== ABOUT THIS TASK ==
Give the entries again exactly; drop the pictures.

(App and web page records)
--- START ---
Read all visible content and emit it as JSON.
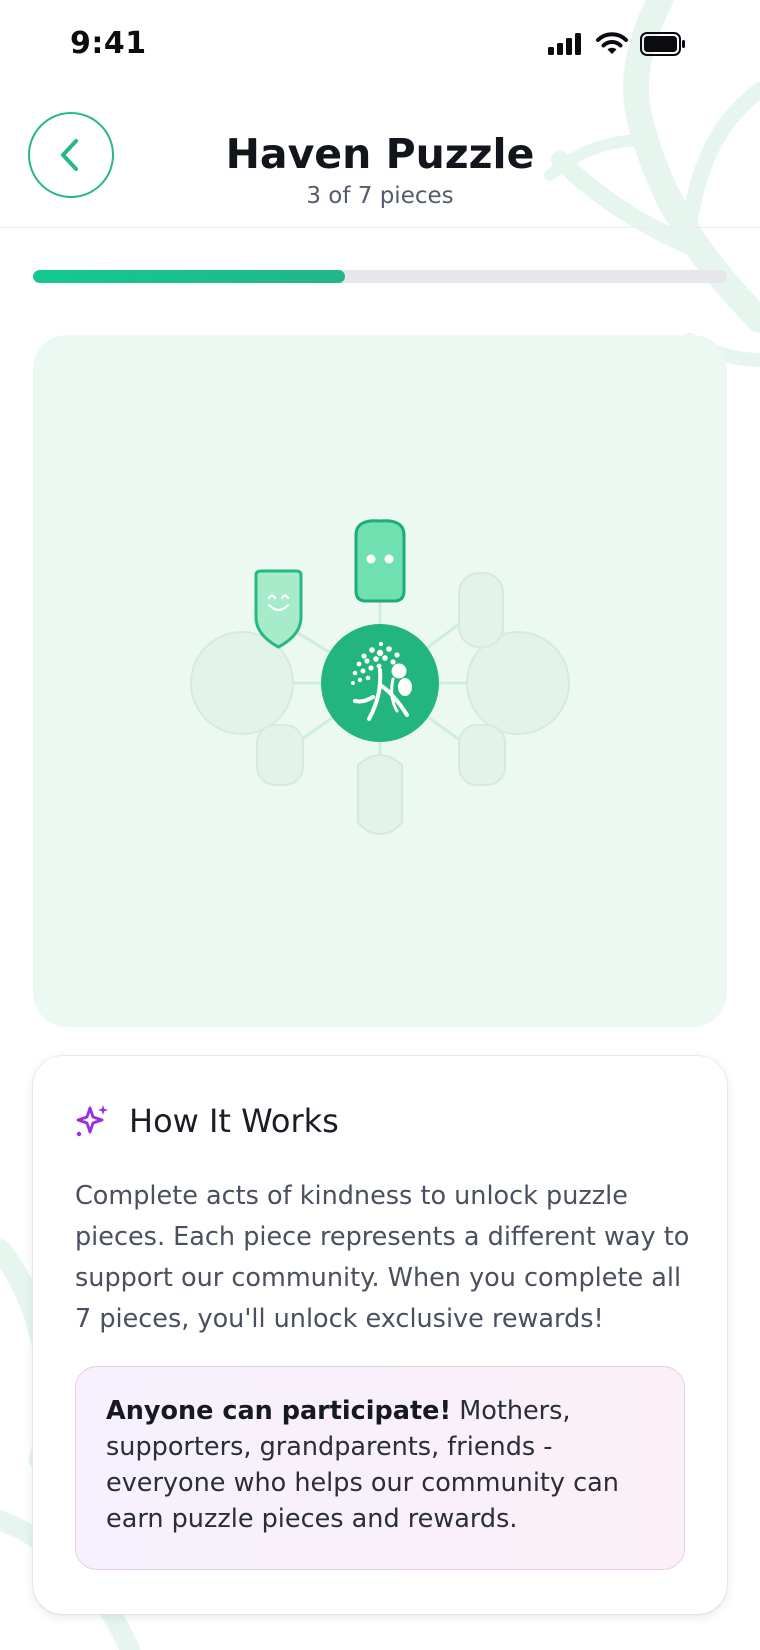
{
  "status_bar": {
    "time": "9:41"
  },
  "header": {
    "title": "Haven Puzzle",
    "subtitle": "3 of 7 pieces",
    "back_icon": "chevron-left-icon"
  },
  "progress": {
    "completed": 3,
    "total": 7,
    "fraction": 0.45
  },
  "puzzle": {
    "center_icon": "tree-of-life-mother-icon",
    "pieces": [
      {
        "slot": "top",
        "unlocked": true,
        "face": "dots"
      },
      {
        "slot": "upper-left",
        "unlocked": true,
        "face": "smile"
      },
      {
        "slot": "upper-right",
        "unlocked": false
      },
      {
        "slot": "left",
        "unlocked": false
      },
      {
        "slot": "right",
        "unlocked": false
      },
      {
        "slot": "lower-left",
        "unlocked": false
      },
      {
        "slot": "lower-right",
        "unlocked": false
      },
      {
        "slot": "bottom",
        "unlocked": false
      }
    ]
  },
  "how_it_works": {
    "icon": "sparkle-icon",
    "title": "How It Works",
    "body": "Complete acts of kindness to unlock puzzle pieces. Each piece represents a different way to support our community. When you complete all 7 pieces, you'll unlock exclusive rewards!",
    "note_bold": "Anyone can participate!",
    "note_text": " Mothers, supporters, grandparents, friends - everyone who helps our community can earn puzzle pieces and rewards."
  },
  "colors": {
    "accent": "#27b884",
    "accent_dark": "#1faa78",
    "sparkle": "#9b2ee0",
    "card_bg": "#ecf9f2"
  }
}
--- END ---
== WRITTEN SOLUTION ==
Read all visible content and emit it as JSON.
{
  "status_bar": {
    "time": "9:41"
  },
  "header": {
    "title": "Haven Puzzle",
    "subtitle": "3 of 7 pieces",
    "back_icon": "chevron-left-icon"
  },
  "progress": {
    "completed": 3,
    "total": 7,
    "fraction": 0.45
  },
  "puzzle": {
    "center_icon": "tree-of-life-mother-icon",
    "pieces": [
      {
        "slot": "top",
        "unlocked": true,
        "face": "dots"
      },
      {
        "slot": "upper-left",
        "unlocked": true,
        "face": "smile"
      },
      {
        "slot": "upper-right",
        "unlocked": false
      },
      {
        "slot": "left",
        "unlocked": false
      },
      {
        "slot": "right",
        "unlocked": false
      },
      {
        "slot": "lower-left",
        "unlocked": false
      },
      {
        "slot": "lower-right",
        "unlocked": false
      },
      {
        "slot": "bottom",
        "unlocked": false
      }
    ]
  },
  "how_it_works": {
    "icon": "sparkle-icon",
    "title": "How It Works",
    "body": "Complete acts of kindness to unlock puzzle pieces. Each piece represents a different way to support our community. When you complete all 7 pieces, you'll unlock exclusive rewards!",
    "note_bold": "Anyone can participate!",
    "note_text": " Mothers, supporters, grandparents, friends - everyone who helps our community can earn puzzle pieces and rewards."
  },
  "colors": {
    "accent": "#27b884",
    "accent_dark": "#1faa78",
    "sparkle": "#9b2ee0",
    "card_bg": "#ecf9f2"
  }
}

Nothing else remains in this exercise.